It gets tricky in the details. For example:

Sometimes they hear recordings they find upsetting, or possibly criminal. Two of the workers said they picked up what they believe was a sexual assault. When something like that happens, they may share the experience in the internal chat room as a way of relieving stress. Amazon says it has procedures in place for workers to follow when they hear something distressing, but two Romania-based employees said that, after requesting guidance for such cases, they were told it wasn’t Amazon’s job to interfere.

Amazon should probably also review their anonymization procedures, because this isn’t cutting it:

A screenshot reviewed by Bloomberg shows that the recordings sent to the Alexa reviewers don’t provide a user’s full name and address but are associated with an account number, as well as the user’s first name and the device’s serial number.

It needn’t be sinister on Amazon’s part; imagine a government requesting recordings of a user’s device. If Amazon’s going to be collecting this data and making it available to anyone, it needs to be properly anonymized.

Your Must-Read: Jeff Bezos’s 2018 Letter to Shareholders

This whole letter could use an annotation (and I still might do one), but let’s focus on this section for now:

As a company grows, everything needs to scale, including the size of your failed experiments. If the size of your failures isn’t growing, you’re not going to be inventing at a size that can actually move the needle. Amazon will be experimenting at the right scale for a company of our size if we occasionally have multibillion-dollar failures. Of course, we won’t undertake such experiments cavalierly. We will work hard to make them good bets, but not all good bets will ultimately pay out. This kind of large-scale risk taking is part of the service we as a large company can provide to our customers and to society. The good news for shareowners is that a single big winning bet can more than cover the cost of many losers.

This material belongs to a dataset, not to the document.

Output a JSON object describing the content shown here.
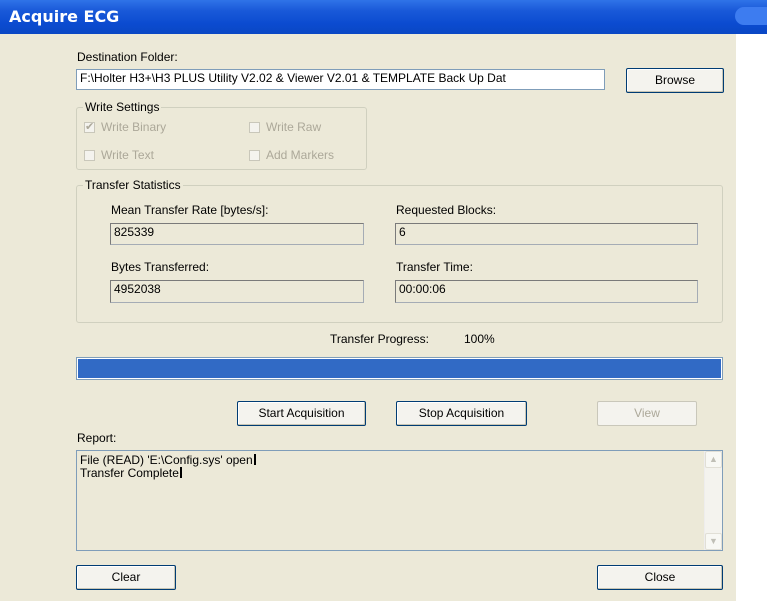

Development of the Fire phone and Echo was started around the same time. While the Fire phone was a failure, we were able to take our learnings (as well as the developers) and accelerate our efforts building Echo and Alexa. The vision for Echo and Alexa was inspired by the Star Trek computer. The idea also had origins in two other arenas where we’d been building and wandering for years: machine learning and the cloud. From Amazon’s early days, machine learning was an essential part of our product recommendations, and AWS gave us a front row seat to the capabilities of the cloud. After many years of development, Echo debuted in 2014, powered by Alexa, who lives in the AWS cloud.

No customer was asking for Echo. This was definitely us wandering. Market research doesn’t help. If you had gone to a customer in 2013 and said “Would you like a black, always-on cylinder in your kitchen about the size of a Pringles can that you can talk to and ask questions, that also turns on your lights and plays music?” I guarantee you they’d have looked at you strangely and said “No, thank you.”

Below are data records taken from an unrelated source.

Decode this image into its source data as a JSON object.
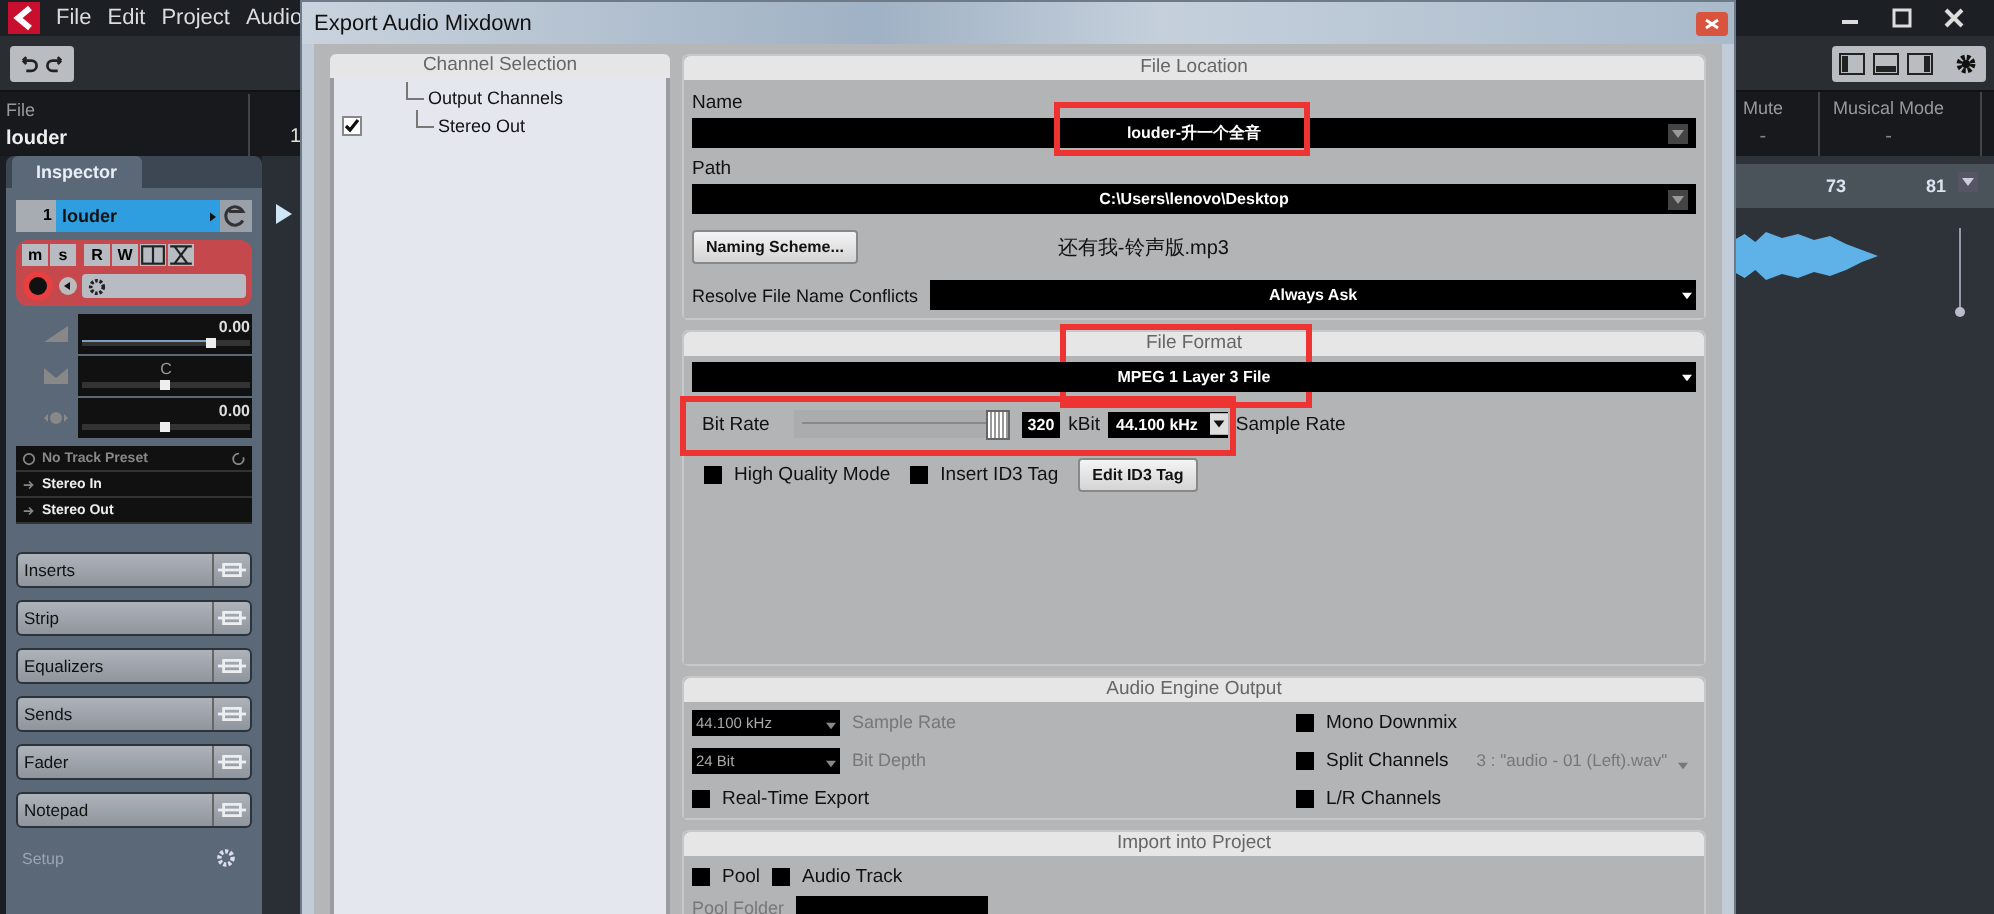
{
  "app": {
    "menu": [
      "File",
      "Edit",
      "Project",
      "Audio"
    ],
    "info": [
      {
        "label": "File",
        "value": "louder"
      }
    ],
    "info_partial": "1",
    "right_info": [
      {
        "label": "Mute",
        "value": "-"
      },
      {
        "label": "Musical Mode",
        "value": "-"
      }
    ],
    "ruler": [
      "73",
      "81"
    ],
    "inspector": {
      "tab": "Inspector",
      "track_number": "1",
      "track_name": "louder",
      "track_buttons": [
        "m",
        "s",
        "R",
        "W"
      ],
      "faders": [
        {
          "value": "0.00",
          "level": 0.77
        },
        {
          "value": "C",
          "level": 0.5
        },
        {
          "value": "0.00",
          "level": 0.5
        }
      ],
      "preset": "No Track Preset",
      "routing": [
        "Stereo In",
        "Stereo Out"
      ],
      "sections": [
        "Inserts",
        "Strip",
        "Equalizers",
        "Sends",
        "Fader",
        "Notepad"
      ],
      "setup": "Setup"
    }
  },
  "dialog": {
    "title": "Export Audio Mixdown",
    "channel_selection": {
      "title": "Channel Selection",
      "tree": [
        {
          "label": "Output Channels",
          "children": [
            {
              "label": "Stereo Out",
              "checked": true
            }
          ]
        }
      ]
    },
    "file_location": {
      "title": "File Location",
      "name_label": "Name",
      "name": "louder-升一个全音",
      "name_highlighted": true,
      "path_label": "Path",
      "path": "C:\\Users\\lenovo\\Desktop",
      "naming_button": "Naming Scheme...",
      "file_name": "还有我-铃声版.mp3",
      "conflict_label": "Resolve File Name Conflicts",
      "conflict": "Always Ask"
    },
    "file_format": {
      "title": "File Format",
      "highlighted": true,
      "format": "MPEG 1 Layer 3 File",
      "bit_rate_label": "Bit Rate",
      "bit_rate_highlighted": true,
      "bit_rate_slider": {
        "level": 1
      },
      "bit_rate": "320",
      "bit_rate_unit": "kBit",
      "sample_rate": "44.100 kHz",
      "sample_rate_label": "Sample Rate",
      "options": [
        {
          "label": "High Quality Mode",
          "checked": false
        },
        {
          "label": "Insert ID3 Tag",
          "checked": false
        }
      ],
      "id3_button": "Edit ID3 Tag"
    },
    "audio_engine": {
      "title": "Audio Engine Output",
      "sample_rate": "44.100 kHz",
      "sample_rate_label": "Sample Rate",
      "bit_depth": "24 Bit",
      "bit_depth_label": "Bit Depth",
      "real_time": {
        "label": "Real-Time Export",
        "checked": false
      },
      "mono": {
        "label": "Mono Downmix",
        "checked": false
      },
      "split": {
        "label": "Split Channels",
        "checked": false,
        "value": "3 : \"audio - 01 (Left).wav\""
      },
      "lr": {
        "label": "L/R Channels",
        "checked": false
      }
    },
    "import": {
      "title": "Import into Project",
      "pool": {
        "label": "Pool",
        "checked": false
      },
      "audio_track": {
        "label": "Audio Track",
        "checked": false
      },
      "pool_folder_label": "Pool Folder"
    }
  }
}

It’s unclear what’s being subtweeted (sublettered?) in this letter. Amazon-does-Pandora doesn’t seem to cut it. Project Kuiper probably counts. But there are a couple of lessons one can draw from it:

  1. Ideas for future Amazon products can come from anywhere;

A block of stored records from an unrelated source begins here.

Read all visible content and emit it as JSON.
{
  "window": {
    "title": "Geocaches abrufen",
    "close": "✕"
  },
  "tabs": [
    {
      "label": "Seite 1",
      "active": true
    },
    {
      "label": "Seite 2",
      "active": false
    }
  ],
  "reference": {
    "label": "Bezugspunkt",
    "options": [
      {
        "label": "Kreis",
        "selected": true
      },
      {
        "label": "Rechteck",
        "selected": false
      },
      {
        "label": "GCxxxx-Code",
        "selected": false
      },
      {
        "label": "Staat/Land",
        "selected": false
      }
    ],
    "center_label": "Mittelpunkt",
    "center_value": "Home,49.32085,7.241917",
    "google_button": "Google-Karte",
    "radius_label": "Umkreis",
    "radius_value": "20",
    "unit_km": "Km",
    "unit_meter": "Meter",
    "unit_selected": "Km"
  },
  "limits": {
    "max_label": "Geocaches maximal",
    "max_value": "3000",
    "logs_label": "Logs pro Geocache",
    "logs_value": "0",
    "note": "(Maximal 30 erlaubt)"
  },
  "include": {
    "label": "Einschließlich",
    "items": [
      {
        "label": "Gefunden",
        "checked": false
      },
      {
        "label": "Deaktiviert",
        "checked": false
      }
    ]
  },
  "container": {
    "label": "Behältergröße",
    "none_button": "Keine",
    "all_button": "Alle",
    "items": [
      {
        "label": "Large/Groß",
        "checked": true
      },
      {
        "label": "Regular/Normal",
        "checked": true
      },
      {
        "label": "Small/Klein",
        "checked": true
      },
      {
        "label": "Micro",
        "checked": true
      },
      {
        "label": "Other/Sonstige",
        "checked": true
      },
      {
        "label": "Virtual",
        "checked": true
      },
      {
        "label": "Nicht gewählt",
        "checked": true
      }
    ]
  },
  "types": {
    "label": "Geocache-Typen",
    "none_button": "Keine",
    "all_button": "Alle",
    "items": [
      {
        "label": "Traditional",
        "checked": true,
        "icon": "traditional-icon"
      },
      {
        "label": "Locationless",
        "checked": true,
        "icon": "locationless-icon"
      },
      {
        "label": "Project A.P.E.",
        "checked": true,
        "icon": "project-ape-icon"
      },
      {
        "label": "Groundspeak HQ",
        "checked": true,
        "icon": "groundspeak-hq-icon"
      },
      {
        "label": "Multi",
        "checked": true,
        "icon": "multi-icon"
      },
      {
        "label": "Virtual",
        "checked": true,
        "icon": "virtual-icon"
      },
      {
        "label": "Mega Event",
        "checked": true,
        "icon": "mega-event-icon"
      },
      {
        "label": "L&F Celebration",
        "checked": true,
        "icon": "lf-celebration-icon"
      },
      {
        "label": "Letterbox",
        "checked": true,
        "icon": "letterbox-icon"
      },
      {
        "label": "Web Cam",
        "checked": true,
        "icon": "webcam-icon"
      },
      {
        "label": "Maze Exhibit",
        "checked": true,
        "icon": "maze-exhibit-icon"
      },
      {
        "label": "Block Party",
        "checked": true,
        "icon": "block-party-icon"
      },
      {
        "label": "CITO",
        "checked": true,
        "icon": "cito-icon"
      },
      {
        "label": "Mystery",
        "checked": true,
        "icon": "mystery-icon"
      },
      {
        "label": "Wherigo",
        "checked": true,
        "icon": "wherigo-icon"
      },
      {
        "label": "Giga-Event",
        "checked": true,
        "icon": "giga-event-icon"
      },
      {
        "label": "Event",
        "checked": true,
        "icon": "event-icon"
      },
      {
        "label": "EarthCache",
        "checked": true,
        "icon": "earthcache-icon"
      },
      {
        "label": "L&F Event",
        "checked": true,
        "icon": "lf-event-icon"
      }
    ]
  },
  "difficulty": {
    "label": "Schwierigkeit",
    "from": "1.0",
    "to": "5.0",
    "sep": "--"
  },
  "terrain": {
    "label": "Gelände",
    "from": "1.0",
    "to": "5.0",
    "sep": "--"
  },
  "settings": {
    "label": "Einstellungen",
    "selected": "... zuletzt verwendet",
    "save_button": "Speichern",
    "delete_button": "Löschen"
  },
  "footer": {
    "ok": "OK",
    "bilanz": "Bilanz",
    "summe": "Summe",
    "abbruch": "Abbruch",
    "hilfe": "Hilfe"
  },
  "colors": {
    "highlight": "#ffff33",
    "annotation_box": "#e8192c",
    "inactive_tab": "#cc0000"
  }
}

  2. The me-too products aren’t always the most successful;

  3. That doesn’t mean Amazon’s going to stop doing them.

Like, okay, Amazon made an unsuccessful phone; Jeff Bezos’s lesson from this is MAKE MORE PHONES. Even if we don’t win in phones, we might win doing something else. That is an intriguing idea! It’s the kind of idea a company might come up with if they were going to launch some earbuds.

Bezos Watch

Jeff and MacKenzie Bezos announced their divorce settlement last week. Jeff Bezos retains 75 percent of the couple’s Amazon stock, voting rights over their full joint share, and full ownership of The Washington Post and Blue Origin, his spaceflight company. MacKenzie Bezos will now own about 4 percent of Amazon, a share worth about $36 billion, making her one of the wealthiest women in the world.

Keeping Myself From Embarrassing Myself

There’s plenty more to say about Amazon, but I promised I would not go all Moby Dick on this newsletter, and instead keep it relatively simple. All I can promise you is more next week.

Until then,

Tim Carmody

Loading more posts…